People have been telling me for years I need to not work so hard. I guess working 10 hours plus a day, 7 days a week for 6 years with no vacations may be a bit much, for sure. But when it comes to making your living as an artist, you need to work harder, longer to make a successful go of it. If you’re really lucky, you have a partner with a normal job, and can not work yourself to a frazzled nubbin.
This year was my breaking point. My poor old body has begun to break down. The mind is still willing to do it but my body says “give me a break”. For the first time I’m backing out of a show. Just can’t muster up the strength to do it. I feel like a piker, but I’m 58 years old, dammit, and I just don’t have the energy and physical capabilities I used to have.
My goal now is to get my health back on track. What is the point of vocationally doing what you want with your life, if you can’t do anything enjoyable after your work day is finished? I need to find a way to work smarter. Of course this is the quest of most working artists…people want art in their lives, but unfortunately the days when the public bought art and fine craft at a riotously brisk rate are long gone. It gets harder and harder to make ends meet. And if you don’t work very very hard to produce a lot of stuff you don’t wind up with a successful year.

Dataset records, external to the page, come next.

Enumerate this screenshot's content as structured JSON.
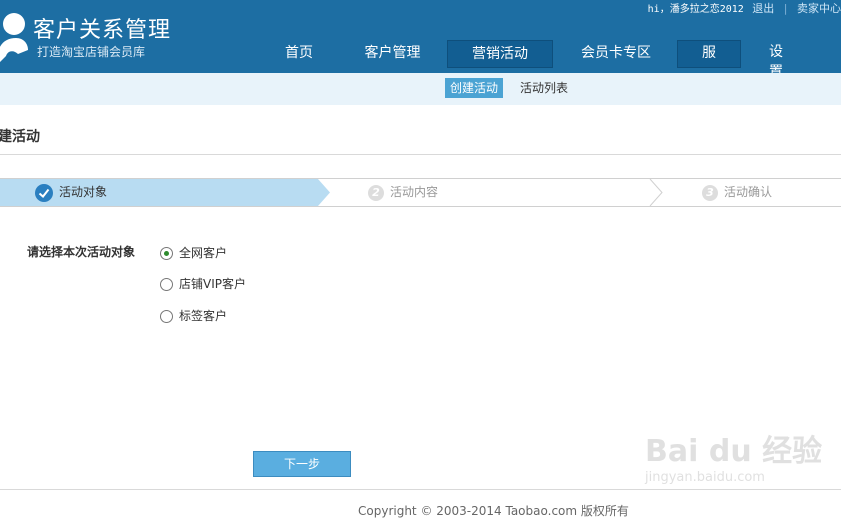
{
  "header": {
    "title": "客户关系管理",
    "subtitle": "打造淘宝店铺会员库",
    "greeting": "hi，潘多拉之恋2012",
    "logout": "退出",
    "seller_center": "卖家中心"
  },
  "nav": {
    "items": [
      "首页",
      "客户管理",
      "营销活动",
      "会员卡专区",
      "服务",
      "设置"
    ],
    "active_index": 2
  },
  "subnav": {
    "items": [
      "创建活动",
      "活动列表"
    ],
    "active_index": 0
  },
  "page": {
    "title": "建活动"
  },
  "steps": [
    {
      "num": "",
      "label": "活动对象",
      "state": "done"
    },
    {
      "num": "2",
      "label": "活动内容",
      "state": "todo"
    },
    {
      "num": "3",
      "label": "活动确认",
      "state": "todo"
    }
  ],
  "form": {
    "label": "请选择本次活动对象",
    "options": [
      "全网客户",
      "店铺VIP客户",
      "标签客户"
    ],
    "selected_index": 0
  },
  "buttons": {
    "next": "下一步"
  },
  "footer": {
    "copyright": "Copyright © 2003-2014 Taobao.com 版权所有"
  },
  "watermark": {
    "brand": "Bai du 经验",
    "url": "jingyan.baidu.com"
  },
  "colors": {
    "header_bg": "#1d6ea3",
    "nav_active": "#125e92",
    "subnav_bg": "#e8f3fa",
    "step_active_bg": "#b8dcf2",
    "button_bg": "#5aaee0"
  }
}
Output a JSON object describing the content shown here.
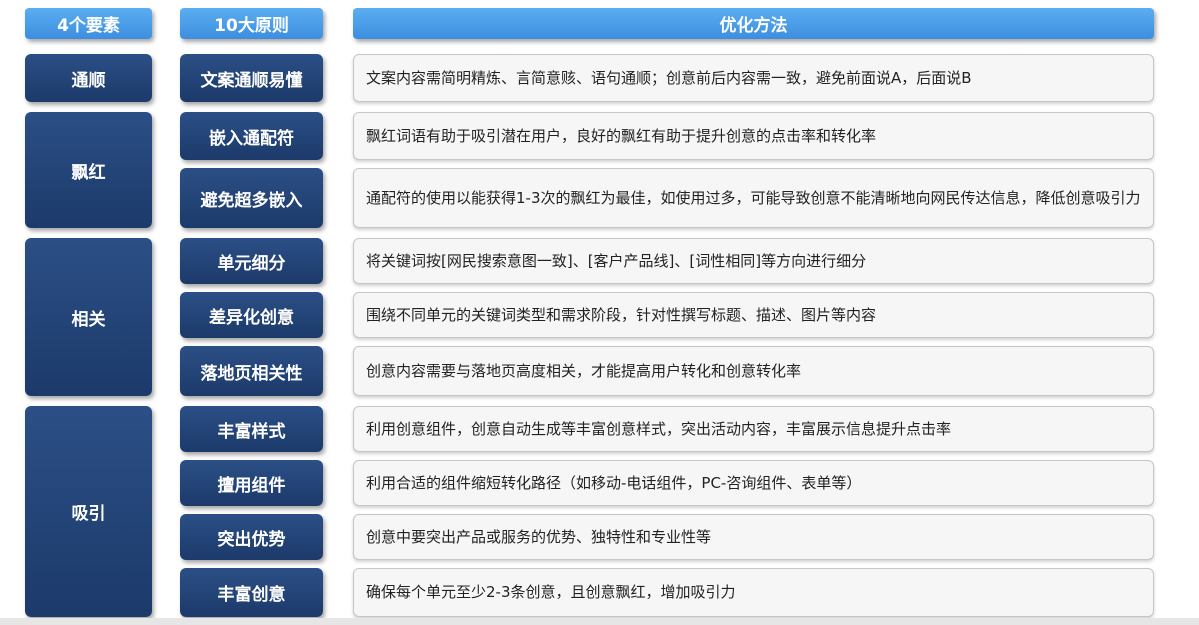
{
  "headers": {
    "elements": "4个要素",
    "principles": "10大原则",
    "methods": "优化方法"
  },
  "elements": [
    "通顺",
    "飘红",
    "相关",
    "吸引"
  ],
  "principles": [
    "文案通顺易懂",
    "嵌入通配符",
    "避免超多嵌入",
    "单元细分",
    "差异化创意",
    "落地页相关性",
    "丰富样式",
    "擅用组件",
    "突出优势",
    "丰富创意"
  ],
  "methods": [
    "文案内容需简明精炼、言简意赅、语句通顺；创意前后内容需一致，避免前面说A，后面说B",
    "飘红词语有助于吸引潜在用户，良好的飘红有助于提升创意的点击率和转化率",
    "通配符的使用以能获得1-3次的飘红为最佳，如使用过多，可能导致创意不能清晰地向网民传达信息，降低创意吸引力",
    "将关键词按[网民搜索意图一致]、[客户产品线]、[词性相同]等方向进行细分",
    "围绕不同单元的关键词类型和需求阶段，针对性撰写标题、描述、图片等内容",
    "创意内容需要与落地页高度相关，才能提高用户转化和创意转化率",
    "利用创意组件，创意自动生成等丰富创意样式，突出活动内容，丰富展示信息提升点击率",
    "利用合适的组件缩短转化路径（如移动-电话组件，PC-咨询组件、表单等）",
    "创意中要突出产品或服务的优势、独特性和专业性等",
    "确保每个单元至少2-3条创意，且创意飘红，增加吸引力"
  ]
}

Lastly, I would like to give public thanks to my partner, Richard Aerni. He consistently pats me on the head when I do well, and pats me on the back when I don’t. He cooks healthy meals for me, and rubs my sore back at the end of a long day. He give me advice about how to improve my glazes, how to market my work, and yes, tells me not to work so hard (funny words coming from the hardest working person I know). He handles my various and sundry quirks with aplomb, gets me settled down when I’m in an uproar, and is basically the best friend I’ve ever had. He’s a good man.

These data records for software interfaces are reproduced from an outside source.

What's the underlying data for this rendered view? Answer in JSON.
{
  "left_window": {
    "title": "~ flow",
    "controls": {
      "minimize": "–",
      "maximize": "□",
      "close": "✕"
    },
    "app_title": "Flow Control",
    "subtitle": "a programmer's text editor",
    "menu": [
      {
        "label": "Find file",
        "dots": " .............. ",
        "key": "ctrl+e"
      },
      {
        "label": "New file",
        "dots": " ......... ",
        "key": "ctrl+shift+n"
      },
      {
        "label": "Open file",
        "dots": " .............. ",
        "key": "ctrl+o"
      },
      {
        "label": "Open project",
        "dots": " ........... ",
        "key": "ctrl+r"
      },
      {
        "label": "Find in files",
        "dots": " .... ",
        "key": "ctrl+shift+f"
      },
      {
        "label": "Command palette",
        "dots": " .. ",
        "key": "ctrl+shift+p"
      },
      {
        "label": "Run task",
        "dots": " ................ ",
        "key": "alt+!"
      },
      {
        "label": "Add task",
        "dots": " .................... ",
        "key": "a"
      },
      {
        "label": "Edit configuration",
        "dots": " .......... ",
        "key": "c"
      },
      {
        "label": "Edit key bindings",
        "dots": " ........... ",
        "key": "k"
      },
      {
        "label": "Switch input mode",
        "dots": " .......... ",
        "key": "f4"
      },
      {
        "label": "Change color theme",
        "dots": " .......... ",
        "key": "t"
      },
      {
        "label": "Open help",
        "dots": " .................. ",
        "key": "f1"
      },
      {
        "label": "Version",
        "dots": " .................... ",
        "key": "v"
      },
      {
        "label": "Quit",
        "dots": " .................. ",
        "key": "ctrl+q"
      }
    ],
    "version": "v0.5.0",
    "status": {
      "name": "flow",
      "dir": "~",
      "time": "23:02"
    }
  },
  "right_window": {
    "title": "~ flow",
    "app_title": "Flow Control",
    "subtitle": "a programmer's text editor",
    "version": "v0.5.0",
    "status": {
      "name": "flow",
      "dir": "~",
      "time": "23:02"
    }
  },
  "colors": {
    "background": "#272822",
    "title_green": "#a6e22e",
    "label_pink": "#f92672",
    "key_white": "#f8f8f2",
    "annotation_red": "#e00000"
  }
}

This year is almost at a close, and I need to start planning for the next years show season. I will try to do it in a way that will provide some recovery time. For all of you working artists out there who walk the same road: Kudos to you all! We all work extremely hard for not much return because we are compelled to do what we do. I have enormous admiration for you all, and hope you are managing to take the time to smell the roses. I know I’m going to try to do the same.